Engaging with subject matter of truth and social justice, such as the abuse of children by members of the catholic clergy in Ireland, Thorpe feels a responsibility to consider how the audience may be affected by engaging with another person’s story. He does not aim to upset but to recall with empathy and compassion.
Curated by Mary Knights (who migrated to Australia as a baby with her Irish mother and English father) and Irish artist Michelle Browne, with the assistance of Ursula Halpin, Border Crossings reminds us that we can never be complacent. Successive destruction of cultures through diminished food and resources, dismembered family and repressed language, are tragedies repeated throughout global history. Considering Australia, Ireland, Cambodia, Germany or Syria is to name only a few atrocities committed by one culture upon another.
The day after the official opening, the performers regrouped in the Gallery for an ephemeral four-hour performance with a lucky audience alerted by viral emails and text. Johnston disrupts and reinterprets Kneebone’s chair – bible, rock and ash white footsteps scarring the black floor. Pushed up against the gallery wall behind Kneebone’s 1848 banner, Thorpe sings Gaelic songs of rebellion and republicanism. Browne lays down her torn handkerchiefs to hem and embroider. Besides Gough’s Sail of Irish records they look like children’s graves.

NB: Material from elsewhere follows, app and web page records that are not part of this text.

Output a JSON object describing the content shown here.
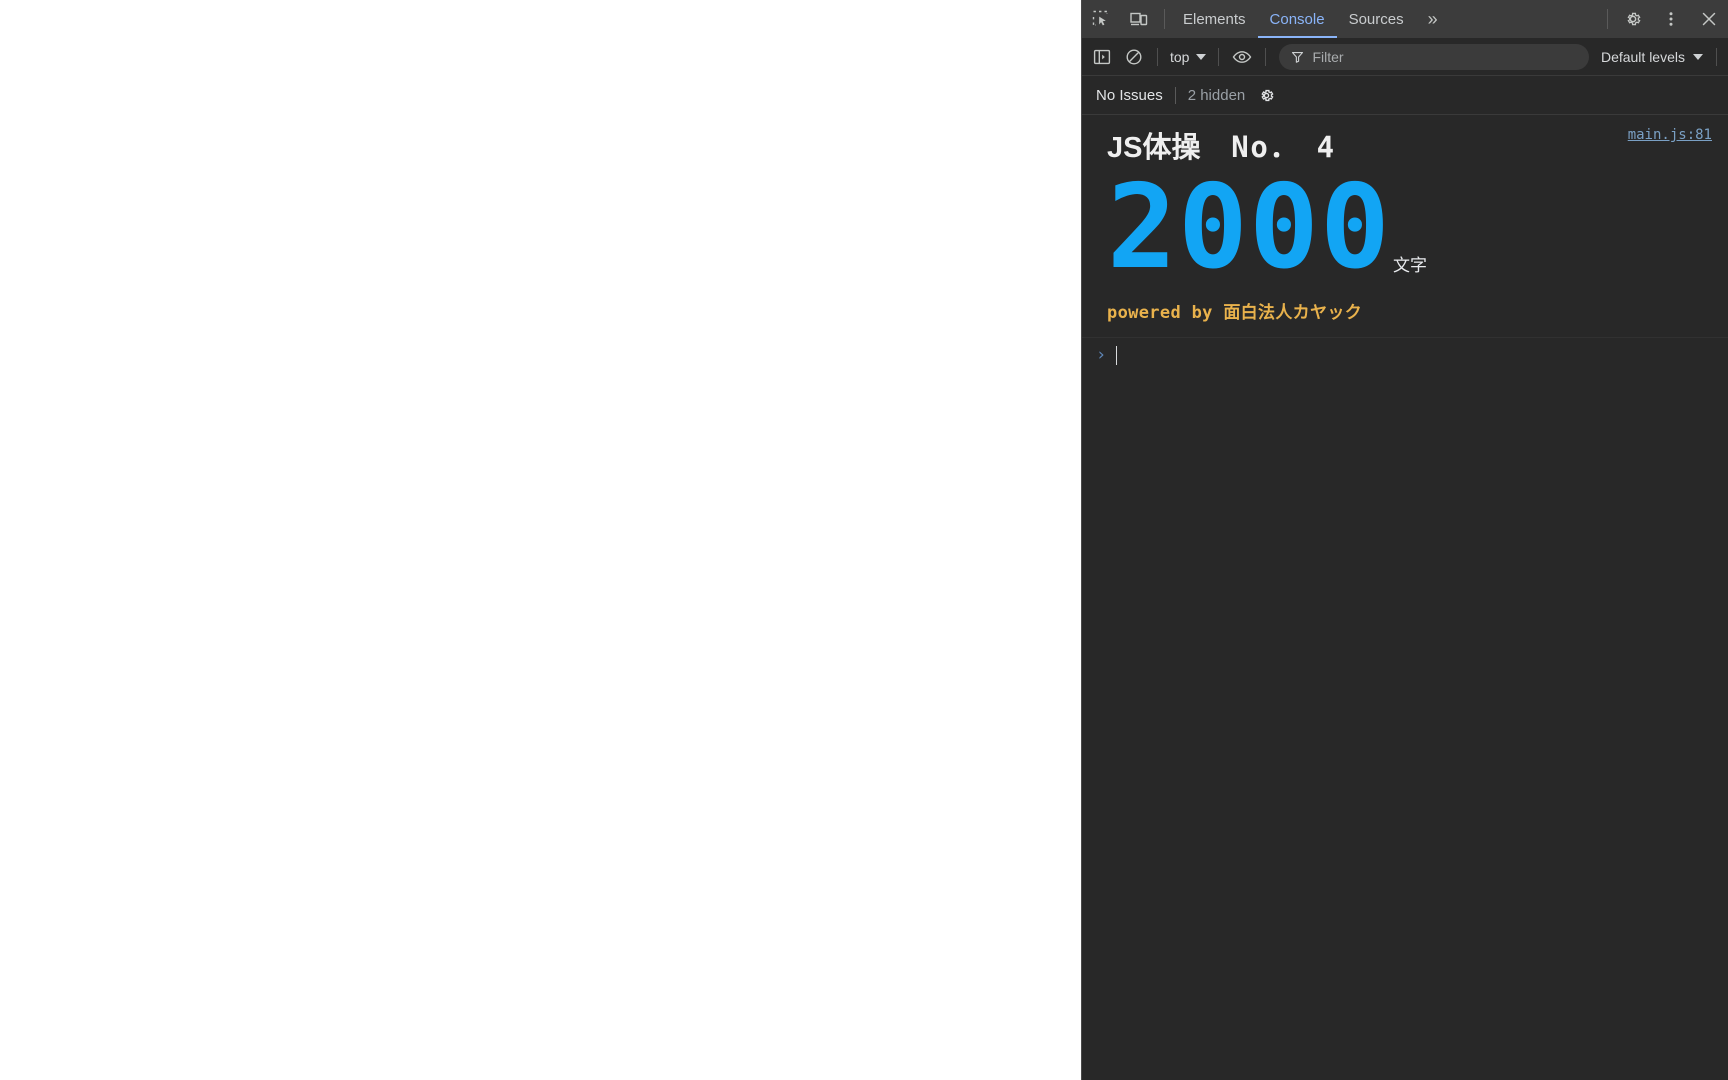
{
  "window": {
    "page_background": "#ffffff",
    "devtools_background": "#282828",
    "accent_blue": "#8ab4f8"
  },
  "devtools": {
    "tabbar": {
      "inspect_icon": "inspect-element-icon",
      "device_icon": "device-toolbar-icon",
      "tabs": [
        {
          "label": "Elements",
          "active": false
        },
        {
          "label": "Console",
          "active": true
        },
        {
          "label": "Sources",
          "active": false
        }
      ],
      "more_tabs_label": "»",
      "settings_icon": "gear-icon",
      "menu_icon": "kebab-menu-icon",
      "close_icon": "close-icon"
    },
    "console_toolbar": {
      "sidebar_icon": "console-sidebar-icon",
      "clear_icon": "clear-console-icon",
      "context_selector": "top",
      "eye_icon": "live-expression-icon",
      "filter": {
        "icon": "filter-funnel-icon",
        "value": "",
        "placeholder": "Filter"
      },
      "levels_label": "Default levels"
    },
    "issues_bar": {
      "issues_label": "No Issues",
      "hidden_label": "2 hidden",
      "settings_icon": "console-settings-gear-icon"
    },
    "console_output": {
      "source_link": "main.js:81",
      "title_prefix": "JS体操",
      "title_number": "　No．　4",
      "big_number": "2000",
      "big_number_unit": "文字",
      "big_number_color": "#12a5f4",
      "powered_by": "powered by 面白法人カヤック",
      "powered_by_color": "#e9b24c",
      "prompt_chevron": "›",
      "prompt_value": ""
    }
  }
}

All of the artists will reassemble at the Galway Arts Centre in Ireland in July to re-imagine and reconstruct the exhibition in response to that site. Knowledge making here is interactive, artists work alongside each other and with students. It comes in many forms and relationships – from the hand, the mind, the heart, the individual and their embedded community. When galleries can be experimental and experiential research environments, as SASA Gallery has been for a decade under Knight's Directorship, artmaking becomes a powerful critical tool and a social force.
These fearless artists reveal their familial histories across the artificial borders of sculpture, installation and performance. Poetically echoing and augmenting each other’s investigations into the trauma of the colonised and the coloniser these works evoke the brutality of genocide, the legacy of injustice and unexpected humour amongst oppression. It takes courage and luck to survive, to move on. It also takes courage to retell the tales, to remember the past, to never forget, to hope that history does not repeat.
Border Crossings will also be exhibited at the the Galway Arts Centre, Ireland, 11–24 July 2016.
Melinda Rackham is a freelance writer, curator and artist with a background in sculpture, performance and networked media. Her monograph on maker Catherine Truman will be published in July 2016 by Wakefield Press. | www.subtle.net